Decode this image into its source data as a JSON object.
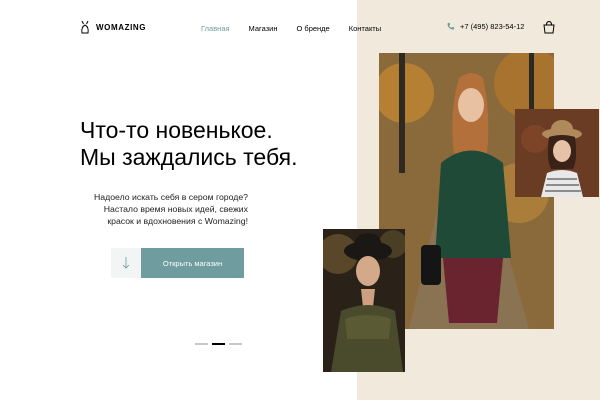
{
  "header": {
    "logo_text": "WOMAZING",
    "nav": [
      "Главная",
      "Магазин",
      "О бренде",
      "Контакты"
    ],
    "active_nav_index": 0,
    "phone": "+7 (495) 823-54-12",
    "phone_icon": "phone-icon",
    "cart_icon": "shopping-bag-icon"
  },
  "hero": {
    "title_lines": [
      "Что-то новенькое.",
      "Мы заждались тебя."
    ],
    "subtitle_lines": [
      "Надоело искать себя в сером городе?",
      "Настало время новых идей, свежих",
      "красок и вдохновения с Womazing!"
    ],
    "arrow_icon": "arrow-down-icon",
    "cta_label": "Открыть магазин"
  },
  "slider": {
    "dots": 3,
    "active": 1
  },
  "colors": {
    "accent": "#6e9c9f",
    "beige": "#f1eadc",
    "text": "#000000"
  }
}
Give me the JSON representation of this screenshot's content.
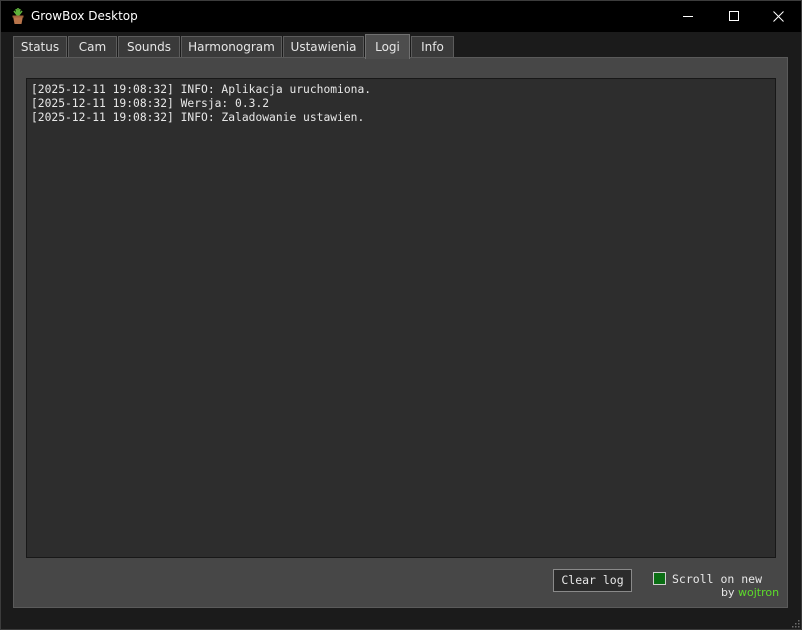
{
  "window": {
    "title": "GrowBox Desktop",
    "icon": "plant-pot-icon"
  },
  "tabs": [
    {
      "label": "Status",
      "active": false
    },
    {
      "label": "Cam",
      "active": false
    },
    {
      "label": "Sounds",
      "active": false
    },
    {
      "label": "Harmonogram",
      "active": false
    },
    {
      "label": "Ustawienia",
      "active": false
    },
    {
      "label": "Logi",
      "active": true
    },
    {
      "label": "Info",
      "active": false
    }
  ],
  "log": {
    "lines": [
      "[2025-12-11 19:08:32] INFO: Aplikacja uruchomiona.",
      "[2025-12-11 19:08:32] Wersja: 0.3.2",
      "[2025-12-11 19:08:32] INFO: Zaladowanie ustawien."
    ]
  },
  "controls": {
    "clear_label": "Clear log",
    "scroll_label": "Scroll on new",
    "scroll_checked": true
  },
  "credit": {
    "prefix": "by",
    "author": "wojtron"
  },
  "colors": {
    "accent_green": "#5ddc2a",
    "checkbox_fill": "#0b6e14"
  }
}
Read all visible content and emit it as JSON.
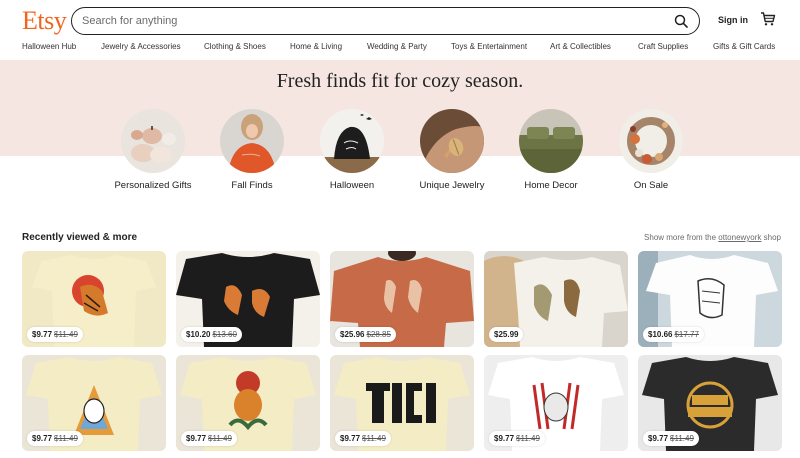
{
  "header": {
    "logo": "Etsy",
    "search_placeholder": "Search for anything",
    "sign_in": "Sign in"
  },
  "categories": [
    "Halloween Hub",
    "Jewelry & Accessories",
    "Clothing & Shoes",
    "Home & Living",
    "Wedding & Party",
    "Toys & Entertainment",
    "Art & Collectibles",
    "Craft Supplies",
    "Gifts & Gift Cards"
  ],
  "hero": {
    "title": "Fresh finds fit for cozy season.",
    "circles": [
      {
        "label": "Personalized Gifts"
      },
      {
        "label": "Fall Finds"
      },
      {
        "label": "Halloween"
      },
      {
        "label": "Unique Jewelry"
      },
      {
        "label": "Home Decor"
      },
      {
        "label": "On Sale"
      }
    ]
  },
  "recent": {
    "title": "Recently viewed & more",
    "show_more_prefix": "Show more from the ",
    "shop_name": "ottonewyork",
    "show_more_suffix": " shop",
    "items": [
      {
        "price": "$9.77",
        "original": "$11.49"
      },
      {
        "price": "$10.20",
        "original": "$13.60"
      },
      {
        "price": "$25.96",
        "original": "$28.85"
      },
      {
        "price": "$25.99",
        "original": ""
      },
      {
        "price": "$10.66",
        "original": "$17.77"
      },
      {
        "price": "$9.77",
        "original": "$11.49"
      },
      {
        "price": "$9.77",
        "original": "$11.49"
      },
      {
        "price": "$9.77",
        "original": "$11.49"
      },
      {
        "price": "$9.77",
        "original": "$11.49"
      },
      {
        "price": "$9.77",
        "original": "$11.49"
      }
    ]
  },
  "colors": {
    "brand": "#f1641e",
    "hero_bg": "#f6e6e1"
  }
}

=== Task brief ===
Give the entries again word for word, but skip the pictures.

=== The answer ===
Decode this image into its source data as a JSON object.
{
  "header": {
    "logo_text": "WOMAZING",
    "nav": [
      "Главная",
      "Магазин",
      "О бренде",
      "Контакты"
    ],
    "active_nav_index": 0,
    "phone": "+7 (495) 823-54-12",
    "phone_icon": "phone-icon",
    "cart_icon": "shopping-bag-icon"
  },
  "hero": {
    "title_lines": [
      "Что-то новенькое.",
      "Мы заждались тебя."
    ],
    "subtitle_lines": [
      "Надоело искать себя в сером городе?",
      "Настало время новых идей, свежих",
      "красок и вдохновения с Womazing!"
    ],
    "arrow_icon": "arrow-down-icon",
    "cta_label": "Открыть магазин"
  },
  "slider": {
    "dots": 3,
    "active": 1
  },
  "colors": {
    "accent": "#6e9c9f",
    "beige": "#f1eadc",
    "text": "#000000"
  }
}
Give me the JSON representation of this screenshot's content.
{
  "window": {
    "title": "GrowBox Desktop",
    "icon": "plant-pot-icon"
  },
  "tabs": [
    {
      "label": "Status",
      "active": false
    },
    {
      "label": "Cam",
      "active": false
    },
    {
      "label": "Sounds",
      "active": false
    },
    {
      "label": "Harmonogram",
      "active": false
    },
    {
      "label": "Ustawienia",
      "active": false
    },
    {
      "label": "Logi",
      "active": true
    },
    {
      "label": "Info",
      "active": false
    }
  ],
  "log": {
    "lines": [
      "[2025-12-11 19:08:32] INFO: Aplikacja uruchomiona.",
      "[2025-12-11 19:08:32] Wersja: 0.3.2",
      "[2025-12-11 19:08:32] INFO: Zaladowanie ustawien."
    ]
  },
  "controls": {
    "clear_label": "Clear log",
    "scroll_label": "Scroll on new",
    "scroll_checked": true
  },
  "credit": {
    "prefix": "by",
    "author": "wojtron"
  },
  "colors": {
    "accent_green": "#5ddc2a",
    "checkbox_fill": "#0b6e14"
  }
}
Read all visible content and emit it as JSON.
{
  "header": {
    "logo": "Etsy",
    "search_placeholder": "Search for anything",
    "sign_in": "Sign in"
  },
  "categories": [
    "Halloween Hub",
    "Jewelry & Accessories",
    "Clothing & Shoes",
    "Home & Living",
    "Wedding & Party",
    "Toys & Entertainment",
    "Art & Collectibles",
    "Craft Supplies",
    "Gifts & Gift Cards"
  ],
  "hero": {
    "title": "Fresh finds fit for cozy season.",
    "circles": [
      {
        "label": "Personalized Gifts"
      },
      {
        "label": "Fall Finds"
      },
      {
        "label": "Halloween"
      },
      {
        "label": "Unique Jewelry"
      },
      {
        "label": "Home Decor"
      },
      {
        "label": "On Sale"
      }
    ]
  },
  "recent": {
    "title": "Recently viewed & more",
    "show_more_prefix": "Show more from the ",
    "shop_name": "ottonewyork",
    "show_more_suffix": " shop",
    "items": [
      {
        "price": "$9.77",
        "original": "$11.49"
      },
      {
        "price": "$10.20",
        "original": "$13.60"
      },
      {
        "price": "$25.96",
        "original": "$28.85"
      },
      {
        "price": "$25.99",
        "original": ""
      },
      {
        "price": "$10.66",
        "original": "$17.77"
      },
      {
        "price": "$9.77",
        "original": "$11.49"
      },
      {
        "price": "$9.77",
        "original": "$11.49"
      },
      {
        "price": "$9.77",
        "original": "$11.49"
      },
      {
        "price": "$9.77",
        "original": "$11.49"
      },
      {
        "price": "$9.77",
        "original": "$11.49"
      }
    ]
  },
  "colors": {
    "brand": "#f1641e",
    "hero_bg": "#f6e6e1"
  }
}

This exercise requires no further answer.